2020 may go down in history as the year in which our world changed drastically, but one thing remained largely steady, according to the latest USGS Mineral Commodity Summaries, one of our favorite reports which is hot off the press: Our nation’s mineral resource dependencies. However, as followers of ARPN will know, that is hardly a good thing, as our degree of import reliance for critical minerals in recent years has consistently been too high for comfort.
A look at the chart depicting U.S. Net Import Reliance — or the “Blue Wall of Dependency,” as we have dubbed it based o the many blue bars showing 100% import dependence, reveals that we are still 100% import dependent for 17 of the metals and minerals included in the USGS report, unchanged from the previous year. However, the number marks a stark contrast to our import reliance for metals and minerals in 1984, when we were 100% import reliant for just 11 commodities.

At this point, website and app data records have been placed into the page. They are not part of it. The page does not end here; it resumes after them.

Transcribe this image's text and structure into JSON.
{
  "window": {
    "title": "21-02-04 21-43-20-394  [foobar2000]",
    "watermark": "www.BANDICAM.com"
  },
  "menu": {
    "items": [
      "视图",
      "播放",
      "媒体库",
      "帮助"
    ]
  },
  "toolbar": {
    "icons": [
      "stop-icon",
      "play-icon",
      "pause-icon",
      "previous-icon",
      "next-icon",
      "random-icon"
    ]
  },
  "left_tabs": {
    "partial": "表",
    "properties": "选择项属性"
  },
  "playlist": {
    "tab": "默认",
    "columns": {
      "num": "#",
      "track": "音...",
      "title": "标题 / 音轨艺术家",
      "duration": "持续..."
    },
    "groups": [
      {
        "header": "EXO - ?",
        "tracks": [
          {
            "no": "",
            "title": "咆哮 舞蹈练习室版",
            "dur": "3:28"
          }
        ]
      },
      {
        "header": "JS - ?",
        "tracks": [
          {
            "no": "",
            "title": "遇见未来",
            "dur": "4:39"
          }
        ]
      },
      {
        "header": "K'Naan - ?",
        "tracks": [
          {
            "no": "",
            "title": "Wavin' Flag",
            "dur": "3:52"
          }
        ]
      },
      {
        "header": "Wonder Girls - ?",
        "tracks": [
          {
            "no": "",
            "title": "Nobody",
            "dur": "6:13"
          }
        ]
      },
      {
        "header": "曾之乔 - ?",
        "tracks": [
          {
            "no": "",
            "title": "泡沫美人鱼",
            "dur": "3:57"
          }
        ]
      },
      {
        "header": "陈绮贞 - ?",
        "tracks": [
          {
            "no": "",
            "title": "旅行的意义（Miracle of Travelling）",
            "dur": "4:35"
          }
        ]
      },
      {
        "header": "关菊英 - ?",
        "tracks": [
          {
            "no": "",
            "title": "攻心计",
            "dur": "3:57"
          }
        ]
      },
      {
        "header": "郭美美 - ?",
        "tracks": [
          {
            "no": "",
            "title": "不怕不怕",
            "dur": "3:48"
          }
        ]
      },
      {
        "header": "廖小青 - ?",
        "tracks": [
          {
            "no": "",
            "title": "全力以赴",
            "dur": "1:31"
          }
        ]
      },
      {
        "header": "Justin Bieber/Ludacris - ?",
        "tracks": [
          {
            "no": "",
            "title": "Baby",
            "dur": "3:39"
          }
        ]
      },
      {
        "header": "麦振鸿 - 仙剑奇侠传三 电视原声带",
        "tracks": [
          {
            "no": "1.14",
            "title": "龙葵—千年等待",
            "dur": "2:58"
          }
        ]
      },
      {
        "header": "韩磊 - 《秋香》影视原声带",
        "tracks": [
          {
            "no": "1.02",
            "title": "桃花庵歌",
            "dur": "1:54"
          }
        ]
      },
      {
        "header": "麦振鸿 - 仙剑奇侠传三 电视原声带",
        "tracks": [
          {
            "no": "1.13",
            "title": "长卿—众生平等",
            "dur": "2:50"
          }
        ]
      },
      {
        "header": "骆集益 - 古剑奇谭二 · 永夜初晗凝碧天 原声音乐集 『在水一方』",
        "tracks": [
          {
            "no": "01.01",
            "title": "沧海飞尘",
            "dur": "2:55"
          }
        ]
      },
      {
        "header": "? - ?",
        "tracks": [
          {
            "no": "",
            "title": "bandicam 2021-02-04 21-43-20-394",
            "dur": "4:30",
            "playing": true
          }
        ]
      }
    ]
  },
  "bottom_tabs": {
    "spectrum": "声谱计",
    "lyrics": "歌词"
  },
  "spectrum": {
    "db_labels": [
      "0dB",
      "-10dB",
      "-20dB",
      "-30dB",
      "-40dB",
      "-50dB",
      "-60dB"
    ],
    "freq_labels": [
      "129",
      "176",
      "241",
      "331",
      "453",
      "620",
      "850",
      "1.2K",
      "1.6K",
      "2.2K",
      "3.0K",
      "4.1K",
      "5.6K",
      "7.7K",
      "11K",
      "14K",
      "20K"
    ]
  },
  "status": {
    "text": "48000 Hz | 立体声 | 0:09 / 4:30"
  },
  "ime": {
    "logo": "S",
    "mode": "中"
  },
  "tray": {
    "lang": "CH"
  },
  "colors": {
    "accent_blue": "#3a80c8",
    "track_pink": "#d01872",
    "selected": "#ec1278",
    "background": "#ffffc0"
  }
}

The number of metals and minerals for which we are 50% or more than 50% import dependent is unchanged over last year — the report pegs it at 47.
Of note, while we had seen a drop in dependency for foreign supply of lithium (down to >25%) last year, that number has gone up again to >50%. This is particularly relevant as lithium is one of the key components of green energy technology, the importance of which is only set to grow under the new Biden Administration.
China continues to be the elephant in the data room, and is listed 24 times as one of the major import sources of metals and minerals for which our net import reliance is 50% or greater. That is down by one, however that change is owed only to the fact that garnet has slightly dropped in import reliance (to 48%, and not to a diversification of sources away from China.
This may change going forward, as 2020 has underscored the urgency of strengthening our domestic supply chains, and has yielded some important progress with regards to policies aimed at reducing our over-reliance on foreign, and especially Chinese metals and minerals. Executive Order 13953 declaring a critical minerals national security emergency, several key provisions of which were later codified in the Energy Act of 2020, as well as parts of the National Defense Authorization Act come to mind here.
However, meaningful change takes time, and whether we will see significant changes in the numbers on our favorite chart going forward, will depend largely on the extent to which stakeholders will act on these provisions and implement policies that bring us closer to an all-of-the-above approach on critical minerals.
Click here to read this year’s Mineral Commodity Summaries.
For previous iterations, click here.